Access to MIT.nano is available to both domestic and foreign companies. A project being worked on at MIT.nano must satisfy the following criteria:
- The company representative must be a properly-trained process engineer who is qualified to do the work. Normally, this means someone with prior processing experience equivalent to that obtained through the lab-only version of MIT’s “Micro/Nano Processing Technology” course 3.155J/6.152J. In general, processing for a project will not be done by MIT.nano staff members.
- The proposed project must be compatible with the fabrication facilities, from the point of view of materials and required process steps, as well as available fab capacity; projects will not be allowed if the added load or requirements would have deleterious effects on other projects. A project that requires use of the ICL or TRL must be approved by the Process Technology Committee (PTC).
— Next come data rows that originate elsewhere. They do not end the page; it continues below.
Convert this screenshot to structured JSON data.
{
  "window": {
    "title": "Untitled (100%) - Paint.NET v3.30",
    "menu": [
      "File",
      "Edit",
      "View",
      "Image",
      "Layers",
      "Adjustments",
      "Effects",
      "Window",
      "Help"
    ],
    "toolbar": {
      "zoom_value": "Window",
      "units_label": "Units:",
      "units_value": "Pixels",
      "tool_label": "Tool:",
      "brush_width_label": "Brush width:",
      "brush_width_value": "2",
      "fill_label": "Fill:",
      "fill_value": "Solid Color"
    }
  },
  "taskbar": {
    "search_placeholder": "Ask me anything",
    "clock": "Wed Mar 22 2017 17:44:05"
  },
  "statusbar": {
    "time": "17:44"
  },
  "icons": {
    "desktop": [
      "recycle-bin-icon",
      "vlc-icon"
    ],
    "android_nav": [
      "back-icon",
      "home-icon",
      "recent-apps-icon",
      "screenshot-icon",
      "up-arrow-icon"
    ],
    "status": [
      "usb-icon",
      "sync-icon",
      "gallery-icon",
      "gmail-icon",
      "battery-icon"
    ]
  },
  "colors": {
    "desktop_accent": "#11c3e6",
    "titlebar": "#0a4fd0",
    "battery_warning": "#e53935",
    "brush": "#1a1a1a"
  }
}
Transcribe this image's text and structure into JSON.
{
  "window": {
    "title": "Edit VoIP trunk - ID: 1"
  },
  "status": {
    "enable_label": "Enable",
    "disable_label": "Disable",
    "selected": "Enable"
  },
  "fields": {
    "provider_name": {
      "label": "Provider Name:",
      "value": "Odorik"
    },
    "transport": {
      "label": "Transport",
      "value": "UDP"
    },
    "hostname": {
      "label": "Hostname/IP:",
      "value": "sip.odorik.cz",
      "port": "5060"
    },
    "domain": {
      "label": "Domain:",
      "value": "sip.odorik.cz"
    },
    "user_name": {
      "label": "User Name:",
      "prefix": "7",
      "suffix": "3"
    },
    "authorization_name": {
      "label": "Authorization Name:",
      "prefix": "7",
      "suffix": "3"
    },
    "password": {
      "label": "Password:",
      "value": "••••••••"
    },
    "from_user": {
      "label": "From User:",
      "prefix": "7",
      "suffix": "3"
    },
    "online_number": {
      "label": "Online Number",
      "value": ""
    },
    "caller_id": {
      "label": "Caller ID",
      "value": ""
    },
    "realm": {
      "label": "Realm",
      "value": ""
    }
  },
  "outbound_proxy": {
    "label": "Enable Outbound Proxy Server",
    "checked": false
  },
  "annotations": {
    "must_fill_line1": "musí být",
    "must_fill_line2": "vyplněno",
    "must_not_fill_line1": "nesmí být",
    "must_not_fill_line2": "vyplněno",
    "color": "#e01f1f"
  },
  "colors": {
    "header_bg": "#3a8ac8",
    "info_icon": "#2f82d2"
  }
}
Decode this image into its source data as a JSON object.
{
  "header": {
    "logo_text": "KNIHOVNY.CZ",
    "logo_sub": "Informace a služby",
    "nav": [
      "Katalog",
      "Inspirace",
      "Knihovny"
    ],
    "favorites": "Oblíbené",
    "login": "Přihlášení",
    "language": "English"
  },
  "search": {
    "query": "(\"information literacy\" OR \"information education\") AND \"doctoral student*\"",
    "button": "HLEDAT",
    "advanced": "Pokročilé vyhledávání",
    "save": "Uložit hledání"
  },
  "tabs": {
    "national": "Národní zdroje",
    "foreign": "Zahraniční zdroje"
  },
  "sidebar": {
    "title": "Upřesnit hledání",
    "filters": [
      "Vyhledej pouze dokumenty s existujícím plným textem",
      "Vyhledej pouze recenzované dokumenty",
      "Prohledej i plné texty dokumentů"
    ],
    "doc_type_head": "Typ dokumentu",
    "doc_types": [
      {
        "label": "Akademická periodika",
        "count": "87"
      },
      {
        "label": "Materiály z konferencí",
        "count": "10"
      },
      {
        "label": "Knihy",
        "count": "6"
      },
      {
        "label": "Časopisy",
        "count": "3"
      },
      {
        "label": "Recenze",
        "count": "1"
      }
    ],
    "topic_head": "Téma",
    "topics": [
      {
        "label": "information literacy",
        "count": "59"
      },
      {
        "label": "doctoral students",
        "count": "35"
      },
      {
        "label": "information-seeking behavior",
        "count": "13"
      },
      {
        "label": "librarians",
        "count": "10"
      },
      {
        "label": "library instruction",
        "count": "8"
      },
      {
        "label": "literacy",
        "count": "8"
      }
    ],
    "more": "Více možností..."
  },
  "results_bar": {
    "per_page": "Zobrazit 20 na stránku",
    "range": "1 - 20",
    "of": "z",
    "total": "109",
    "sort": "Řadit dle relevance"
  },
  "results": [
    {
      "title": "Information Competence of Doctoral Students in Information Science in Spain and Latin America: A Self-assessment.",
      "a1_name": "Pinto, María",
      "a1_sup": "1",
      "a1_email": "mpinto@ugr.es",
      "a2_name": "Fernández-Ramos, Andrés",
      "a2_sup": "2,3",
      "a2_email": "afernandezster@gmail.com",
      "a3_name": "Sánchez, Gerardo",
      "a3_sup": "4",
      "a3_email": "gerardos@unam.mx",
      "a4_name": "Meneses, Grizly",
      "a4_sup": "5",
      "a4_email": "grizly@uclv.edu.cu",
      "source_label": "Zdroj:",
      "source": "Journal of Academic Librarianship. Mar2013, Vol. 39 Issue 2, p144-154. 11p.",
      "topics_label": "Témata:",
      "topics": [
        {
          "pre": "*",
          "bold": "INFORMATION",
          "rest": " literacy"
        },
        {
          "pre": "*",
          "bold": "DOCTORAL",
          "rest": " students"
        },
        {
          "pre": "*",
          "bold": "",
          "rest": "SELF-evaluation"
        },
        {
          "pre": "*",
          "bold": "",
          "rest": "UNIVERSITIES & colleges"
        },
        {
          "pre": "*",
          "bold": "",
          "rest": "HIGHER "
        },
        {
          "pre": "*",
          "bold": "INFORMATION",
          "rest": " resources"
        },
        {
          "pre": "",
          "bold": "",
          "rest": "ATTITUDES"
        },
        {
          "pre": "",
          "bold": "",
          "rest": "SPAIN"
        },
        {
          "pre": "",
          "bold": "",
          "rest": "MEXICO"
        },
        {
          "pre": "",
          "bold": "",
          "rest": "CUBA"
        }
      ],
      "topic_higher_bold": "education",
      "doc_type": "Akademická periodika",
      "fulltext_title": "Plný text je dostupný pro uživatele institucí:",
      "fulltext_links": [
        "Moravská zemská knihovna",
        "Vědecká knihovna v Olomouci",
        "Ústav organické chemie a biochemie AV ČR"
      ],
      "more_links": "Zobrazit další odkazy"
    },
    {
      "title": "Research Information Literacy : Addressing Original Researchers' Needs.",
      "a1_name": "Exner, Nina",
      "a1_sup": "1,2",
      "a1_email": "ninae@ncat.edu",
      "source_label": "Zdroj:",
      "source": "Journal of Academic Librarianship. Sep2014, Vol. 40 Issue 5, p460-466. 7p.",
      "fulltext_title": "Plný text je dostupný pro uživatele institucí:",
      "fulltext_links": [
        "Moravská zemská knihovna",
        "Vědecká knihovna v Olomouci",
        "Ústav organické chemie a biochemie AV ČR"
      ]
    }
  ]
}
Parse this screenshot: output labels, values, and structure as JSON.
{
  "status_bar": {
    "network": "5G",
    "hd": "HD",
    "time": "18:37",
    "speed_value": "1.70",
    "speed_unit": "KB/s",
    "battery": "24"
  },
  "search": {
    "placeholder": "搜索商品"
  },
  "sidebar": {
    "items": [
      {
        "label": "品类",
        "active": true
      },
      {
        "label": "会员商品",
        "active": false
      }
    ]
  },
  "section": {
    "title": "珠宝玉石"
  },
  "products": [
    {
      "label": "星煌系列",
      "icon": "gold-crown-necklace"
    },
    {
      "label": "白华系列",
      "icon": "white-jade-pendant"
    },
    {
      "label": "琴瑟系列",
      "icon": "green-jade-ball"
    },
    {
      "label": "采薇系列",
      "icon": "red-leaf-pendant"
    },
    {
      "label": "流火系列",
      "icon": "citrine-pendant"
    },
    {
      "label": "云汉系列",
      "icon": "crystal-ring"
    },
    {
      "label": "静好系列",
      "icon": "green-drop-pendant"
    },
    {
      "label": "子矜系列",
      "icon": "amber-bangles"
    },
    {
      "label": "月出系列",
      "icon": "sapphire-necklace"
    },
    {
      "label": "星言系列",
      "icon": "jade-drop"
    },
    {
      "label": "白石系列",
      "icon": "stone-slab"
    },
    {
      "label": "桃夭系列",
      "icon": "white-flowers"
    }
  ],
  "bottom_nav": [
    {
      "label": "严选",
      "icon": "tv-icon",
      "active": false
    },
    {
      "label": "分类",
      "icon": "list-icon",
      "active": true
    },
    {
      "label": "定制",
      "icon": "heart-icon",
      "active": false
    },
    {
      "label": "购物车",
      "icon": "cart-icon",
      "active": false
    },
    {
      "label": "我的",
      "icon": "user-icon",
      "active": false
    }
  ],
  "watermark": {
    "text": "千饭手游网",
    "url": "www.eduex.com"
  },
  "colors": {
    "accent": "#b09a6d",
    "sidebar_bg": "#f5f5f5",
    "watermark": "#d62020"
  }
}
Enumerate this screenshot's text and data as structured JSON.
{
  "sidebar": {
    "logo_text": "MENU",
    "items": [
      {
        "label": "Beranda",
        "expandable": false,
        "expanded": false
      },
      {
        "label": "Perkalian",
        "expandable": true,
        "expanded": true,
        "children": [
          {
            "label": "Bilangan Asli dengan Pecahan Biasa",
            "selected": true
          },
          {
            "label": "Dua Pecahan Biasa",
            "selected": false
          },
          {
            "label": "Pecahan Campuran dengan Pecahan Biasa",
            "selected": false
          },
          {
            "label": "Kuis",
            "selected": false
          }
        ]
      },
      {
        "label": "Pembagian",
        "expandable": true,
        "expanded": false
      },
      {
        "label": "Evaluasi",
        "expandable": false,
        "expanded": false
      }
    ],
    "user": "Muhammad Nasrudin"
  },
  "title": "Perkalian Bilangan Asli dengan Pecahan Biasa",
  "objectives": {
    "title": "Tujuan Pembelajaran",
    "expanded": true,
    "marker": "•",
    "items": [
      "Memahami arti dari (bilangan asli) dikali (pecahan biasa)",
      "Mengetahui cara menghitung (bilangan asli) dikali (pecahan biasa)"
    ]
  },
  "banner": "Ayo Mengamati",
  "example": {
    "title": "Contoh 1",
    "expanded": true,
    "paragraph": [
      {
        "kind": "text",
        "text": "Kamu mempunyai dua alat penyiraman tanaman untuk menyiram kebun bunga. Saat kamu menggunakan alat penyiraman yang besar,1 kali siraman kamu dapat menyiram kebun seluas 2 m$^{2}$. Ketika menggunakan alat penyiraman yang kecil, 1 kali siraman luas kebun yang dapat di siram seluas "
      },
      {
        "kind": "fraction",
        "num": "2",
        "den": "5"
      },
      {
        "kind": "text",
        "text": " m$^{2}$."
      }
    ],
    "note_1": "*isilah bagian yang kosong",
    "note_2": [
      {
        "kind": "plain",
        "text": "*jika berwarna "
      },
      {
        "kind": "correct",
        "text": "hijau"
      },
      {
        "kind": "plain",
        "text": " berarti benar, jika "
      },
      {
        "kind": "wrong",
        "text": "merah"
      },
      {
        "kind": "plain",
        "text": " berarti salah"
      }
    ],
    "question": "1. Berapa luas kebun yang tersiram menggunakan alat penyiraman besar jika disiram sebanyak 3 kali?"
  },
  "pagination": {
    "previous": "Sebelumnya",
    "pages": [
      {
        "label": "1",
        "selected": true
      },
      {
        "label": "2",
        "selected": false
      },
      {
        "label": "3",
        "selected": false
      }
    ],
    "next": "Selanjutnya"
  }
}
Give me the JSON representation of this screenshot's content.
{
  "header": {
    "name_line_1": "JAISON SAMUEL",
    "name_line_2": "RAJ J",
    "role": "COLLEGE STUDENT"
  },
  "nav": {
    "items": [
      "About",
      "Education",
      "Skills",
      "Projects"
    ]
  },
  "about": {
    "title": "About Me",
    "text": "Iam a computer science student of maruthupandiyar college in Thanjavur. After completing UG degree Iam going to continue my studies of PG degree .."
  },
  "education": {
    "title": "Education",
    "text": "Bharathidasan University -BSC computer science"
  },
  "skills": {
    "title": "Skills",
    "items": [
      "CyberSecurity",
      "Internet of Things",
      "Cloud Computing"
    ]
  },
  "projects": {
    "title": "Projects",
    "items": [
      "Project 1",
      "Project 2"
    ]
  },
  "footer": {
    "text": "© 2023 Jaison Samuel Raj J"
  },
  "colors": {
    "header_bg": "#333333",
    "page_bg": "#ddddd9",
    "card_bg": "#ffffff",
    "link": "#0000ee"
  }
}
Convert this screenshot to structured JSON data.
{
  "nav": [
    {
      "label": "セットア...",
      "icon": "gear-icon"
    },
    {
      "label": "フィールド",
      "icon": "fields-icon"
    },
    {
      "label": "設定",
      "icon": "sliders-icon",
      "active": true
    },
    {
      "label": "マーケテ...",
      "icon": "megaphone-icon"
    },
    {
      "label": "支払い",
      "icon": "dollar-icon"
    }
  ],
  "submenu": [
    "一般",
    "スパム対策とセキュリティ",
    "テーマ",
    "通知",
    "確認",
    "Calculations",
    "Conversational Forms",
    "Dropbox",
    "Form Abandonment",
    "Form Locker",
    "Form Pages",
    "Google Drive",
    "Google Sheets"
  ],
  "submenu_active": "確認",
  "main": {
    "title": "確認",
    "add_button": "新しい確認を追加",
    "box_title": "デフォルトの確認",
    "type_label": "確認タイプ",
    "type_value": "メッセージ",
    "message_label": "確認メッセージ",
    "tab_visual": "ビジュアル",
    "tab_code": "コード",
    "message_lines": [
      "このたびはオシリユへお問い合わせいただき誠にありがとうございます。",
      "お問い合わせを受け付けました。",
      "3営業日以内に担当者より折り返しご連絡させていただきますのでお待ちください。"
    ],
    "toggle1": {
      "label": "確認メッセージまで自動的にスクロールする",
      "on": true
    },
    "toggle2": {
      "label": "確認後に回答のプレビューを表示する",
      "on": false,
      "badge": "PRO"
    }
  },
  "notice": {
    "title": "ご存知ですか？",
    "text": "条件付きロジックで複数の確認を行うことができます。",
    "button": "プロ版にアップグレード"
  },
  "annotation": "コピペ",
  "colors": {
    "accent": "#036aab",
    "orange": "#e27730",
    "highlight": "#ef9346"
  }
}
- The company must identify a source of funds to pay for all fabrication costs, including computer accounts, under the MIT.nano cost structure. This normally consists of a blanket purchase order for an amount equal to the estimated total costs of the project. Fabrication fees will be invoiced and charged monthly.
Each company engineer shall pay MIT fees based on the use s/he makes of MIT.nano's facilities. Fab fees are published in the Machine Charge Chart. Fab fees will be billed monthly and will be due and payable within 45 days following the date of invoice.
External industry user fees will be equal to four times the then-current, standard, published fees charged to internal users for such use, until that engineer’s fees reach $12,500 (at internal rates), at which point all subsequent fab fees for that person will be equal to three times the internal rates. The initial 4x rate will be applied only once during the tenure of each engineer.
There are no membership fees for external industry users.
Application and Approval Process
To initiate the process to become a user, complete an inquiry form to let us know more about your project. An MIT.nano staff member will review and advise on whether the proposed project is technically feasible and whether the proposed user is qualified.
Upon acceptance, the process engineer must complete all MIT.nano safety and EHS requirements and be qualified individually on all necessary pieces of equipment by the technical staff. External industry projects, once accepted, share the same priority as other student-run research projects.
Citations and Reports
All reports and publications must include acknowledgement of the use of MIT.nano resources as follows: "This work was carried out in part through the use of MIT.nano's facilities."
While the primary purpose of allowing access to external industry users is not the generation of MIT-owned intellectual property, when MIT personnel make significant technical contributions to a non-MIT project, these contributions should be recognized. Accordingly, any personnel who participate directly in an approved project will be asked to execute an intellectual property agreement which asserts that MIT may have a right to shared ownership of those portions of the project to which significant intellectual contributions are made by MIT personnel.